Arranged by the Downtown Sylvania Association, a nonprofit organization dedicated to the revitalization of the city’s downtown, the weekly farmers market is the group’s latest accomplishment under its new executive board, headed since March by President Jennifer Cummins Linehan. The new vice president is Angela Christensen.
“[Mrs. Linehan] has lots of enthusiasm. She’s young, she has great ideas, and she’s a hard worker, as is Angela,” said Jacquie Olender, Downtown Sylvania Association secretary. “They’re very vocal about shopping [at] small businesses. I think the Downtown Sylvania Association is very fortunate to have them both on board.”
Mrs. Linehan and Mrs. Christensen, business owners in downtown Sylvania, have been involved with the association since its creation in February, 2011.
Born and raised in the city, Mrs. Linehan has owned a flower shop, Beautiful Blooms By Jen, since October, 2010. To help grow her business, Mrs. Linehan joined informal business associations as well as the Downtown Sylvania Association, and she became vice president soon after that organization formed.

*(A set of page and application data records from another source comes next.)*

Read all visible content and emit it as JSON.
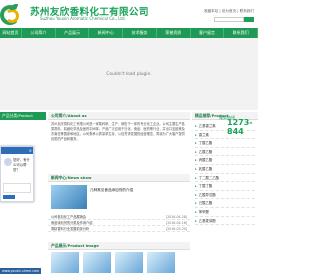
{
  "header": {
    "company_cn": "苏州友欣香料化工有限公司",
    "company_en": "Suzhou Youxin Aromatic Chemical Co., Ltd.",
    "top_links": "收藏本站 | 设为首页 | 联系我们"
  },
  "nav": {
    "items": [
      "网站首页",
      "公司简介",
      "产品展示",
      "新闻中心",
      "技术服务",
      "荣誉资质",
      "客户留言",
      "联系我们"
    ]
  },
  "banner": {
    "message": "Couldn't load plugin."
  },
  "left": {
    "category_title": "产品分类/Product",
    "chat_text": "您好，有什么可以帮您？"
  },
  "about": {
    "title": "公司简介/About us",
    "text": "苏州友欣香料化工有限公司是一家集科研、生产、销售于一体的专业化工企业。公司主要生产各类香料、精细化学品及医药中间体，产品广泛应用于日化、食品、医药等行业，并出口至欧美及东南亚等国家和地区。公司秉承以质量求生存、以信誉求发展的经营理念，竭诚为广大客户提供优质的产品和服务。"
  },
  "news": {
    "title": "新闻中心/News show",
    "headline": "几种常见食品添加剂的介绍",
    "rows": [
      {
        "text": "公司参加化工产品展销会",
        "date": "[2016-04-28]"
      },
      {
        "text": "食品添加剂的分类及作用介绍",
        "date": "[2016-04-16]"
      },
      {
        "text": "香精香料行业发展前景分析",
        "date": "[2016-03-20]"
      }
    ]
  },
  "product_images": {
    "title": "产品展示/Product Image"
  },
  "right": {
    "title": "精品推荐/Product",
    "categories": [
      "乙基香兰素",
      "香兰素",
      "丁酸乙酯",
      "乙酸乙酯",
      "丙酸乙酯",
      "乳酸乙酯",
      "丁二酸二乙酯",
      "丁酸丁酯",
      "乙酸异戊酯",
      "己酸乙酯",
      "苯甲醛",
      "乙基麦芽酚"
    ],
    "phone_prefix": "服务热线",
    "phone_number": "1273-844"
  },
  "ad": {
    "text": "纯"
  },
  "footer": {
    "url": "www.youxin-chem.com"
  },
  "colors": {
    "primary_green": "#1f9a56",
    "logo_yellow": "#e8b400",
    "chat_blue": "#2e6db7"
  }
}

She took over when former president and local business owner Jodi Barber stepped down because of health reasons.
“I’ve been kind of doing everything by myself since Jodi got sick, so I’m very excited [for Mrs. Christensen],” Mrs. Linehan said. “It’ll be nice to have a teammate to help with everything.”
An Ottawa Lake, Mich., native, Mrs. Christensen has operated Angela’s Angels & Antiques in downtown Sylvania for nine years. She bought a vacated dentist’s office after her 19-year-old son, Nick, was killed in a car accident, and she transformed the space into a shop selling angel figurines, statues, and gifts with inspirational messages.
Her store is a meeting place for support groups such as Families of Children United in Spirit (FOCUS), which offers comfort to parents who have lost their children, and A Place Called Hope, for grieving spouses, former drug addicts, and others in need of hope.
“After this happened with my son, I had a revelation — I don’t know why — to open an angel shop,” Mrs. Christensen said. “Now I know it’s to help others. My main focus is to be there for people who have had a loss.”
A Whiteford Township clerk, Mrs. Christensen was inspired by downtown revitalization initiatives in her home state and thought similar incentives could be applied in Ohio.
“[Sylvania] was one of the places I admired,” she said. “There’s always little flowers and banners and kids riding bikes. I would purposely drive down Main Street just to look at everything.”
The association has hosted three “Downtown Delights” events, during which shops and restaurants stay open from 5 to 8 p.m. Last July the association hosted the Sylvania Rockin’ BBQ.
On June 4, the executive board organized the farmers market, said Pat Nowak, executive director of the Sylvania Area Chamber of Commerce. About 15 vendors will sell produce and artisan crafts 4 to 7 p.m. every Tuesday until Oct. 1.
The association has raised $8,000 for downtown revitalization, such as to “make sidewalks and storefronts look prettier” with flowers, street art, and murals, Mrs. Christensen said.
Mrs. Linehan aims to attract more businesses to the downtown area to connect the main block of the downtown retail district with the more secluded second block.
“When people come [downtown], they don’t even realize there are other stores down there,” Mrs. Linehan said. “My hope is to bring businesses in so that there aren’t any empty spaces in downtown Sylvania.”
The Downtown Sylvania Association will provide food and refreshments for Taking It To The Streets, a downtown festival held in conjunction with the Marathon Classic Golf Tournament on July 18.